* [Your assignment] A single figure is required: the number of lines in the listing below containing the word "poczta".

* [Records provided]
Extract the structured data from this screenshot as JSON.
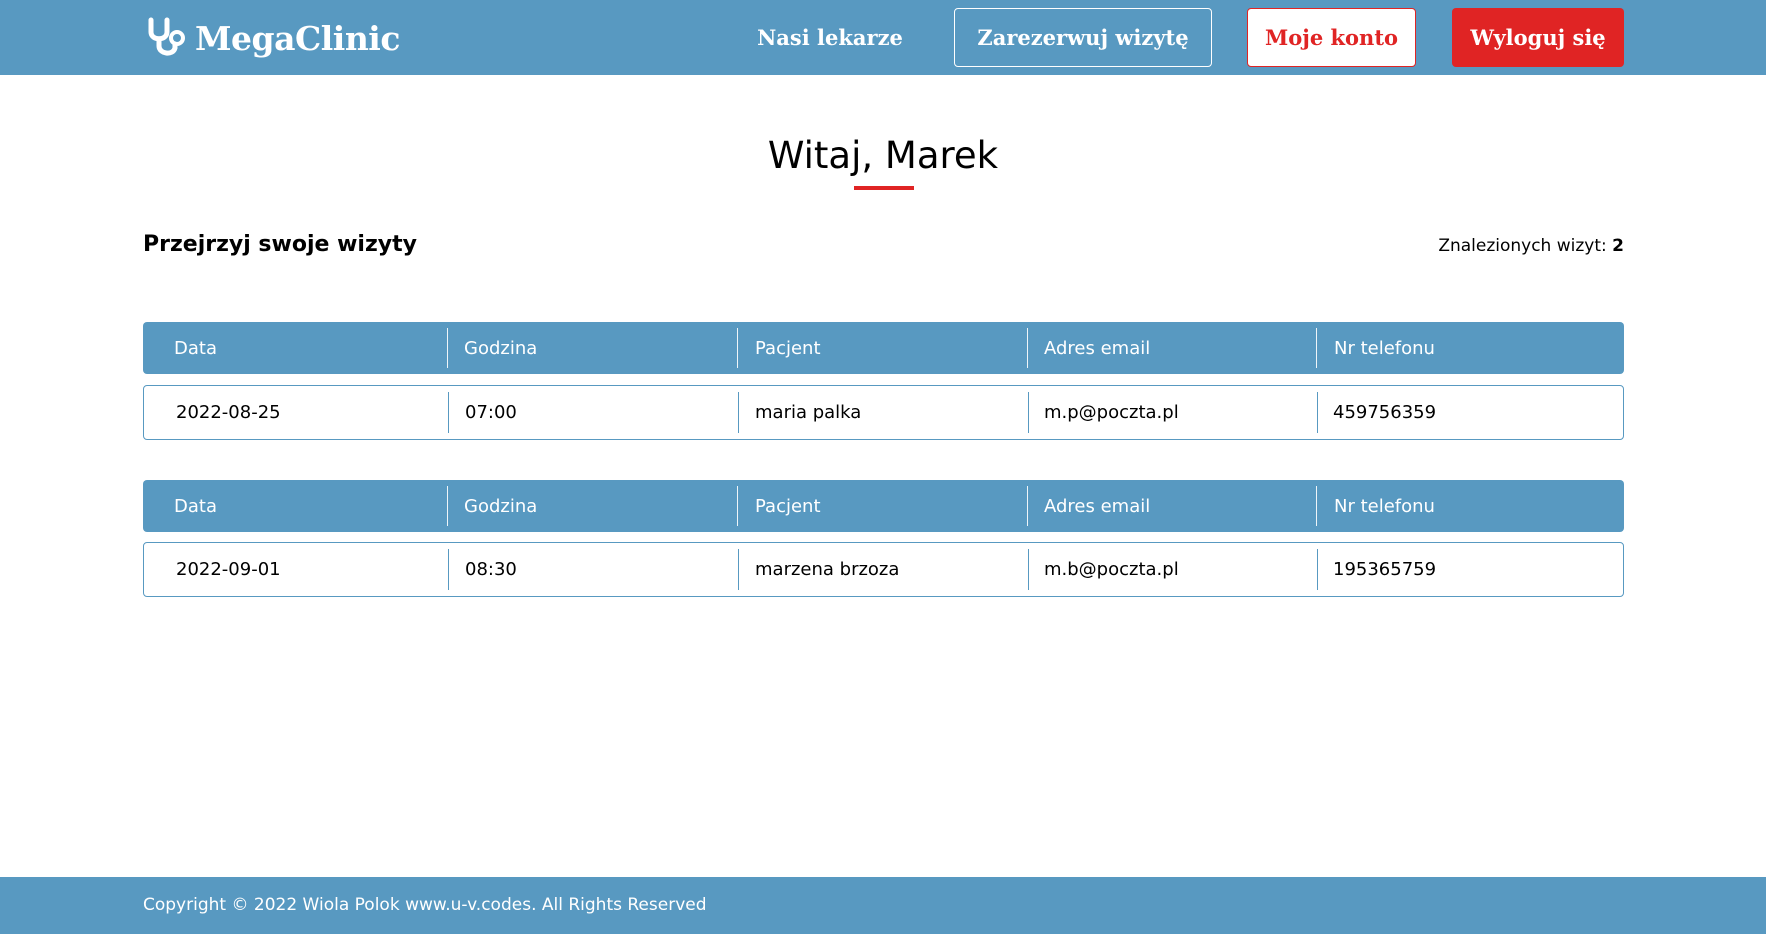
{
  "brand": {
    "name": "MegaClinic",
    "icon": "stethoscope-icon"
  },
  "nav": {
    "doctors": "Nasi lekarze",
    "book": "Zarezerwuj wizytę",
    "account": "Moje konto",
    "logout": "Wyloguj się"
  },
  "greeting": "Witaj, Marek",
  "section_title": "Przejrzyj swoje wizyty",
  "found": {
    "label": "Znalezionych wizyt:",
    "count": "2"
  },
  "columns": [
    "Data",
    "Godzina",
    "Pacjent",
    "Adres email",
    "Nr telefonu"
  ],
  "visits": [
    {
      "date": "2022-08-25",
      "time": "07:00",
      "patient": "maria palka",
      "email": "m.p@poczta.pl",
      "phone": "459756359"
    },
    {
      "date": "2022-09-01",
      "time": "08:30",
      "patient": "marzena brzoza",
      "email": "m.b@poczta.pl",
      "phone": "195365759"
    }
  ],
  "footer": "Copyright © 2022 Wiola Polok www.u-v.codes. All Rights Reserved",
  "colors": {
    "primary": "#5899c1",
    "accent": "#e02424",
    "white": "#ffffff"
  }
}
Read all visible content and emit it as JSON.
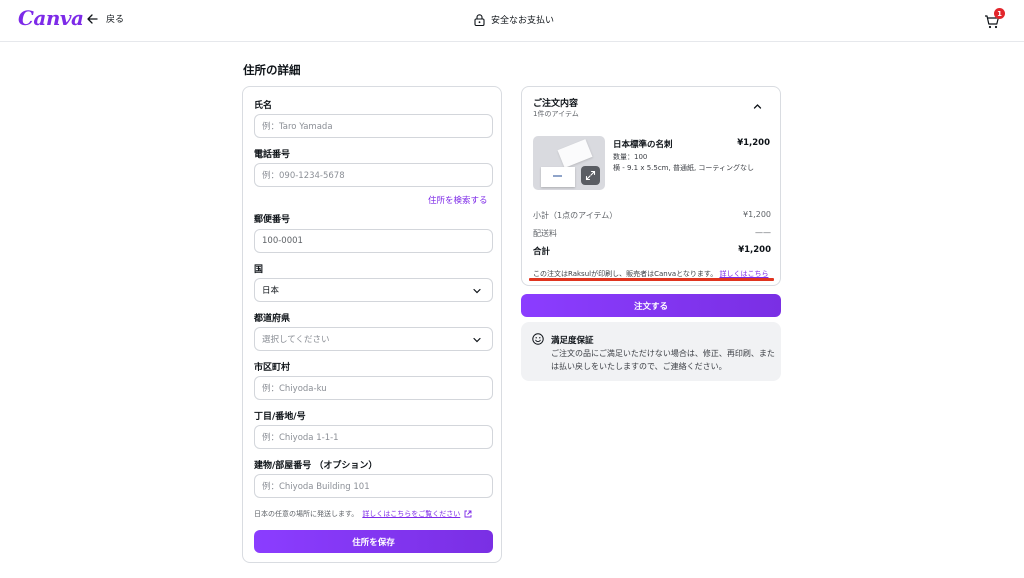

* [Answer space] 2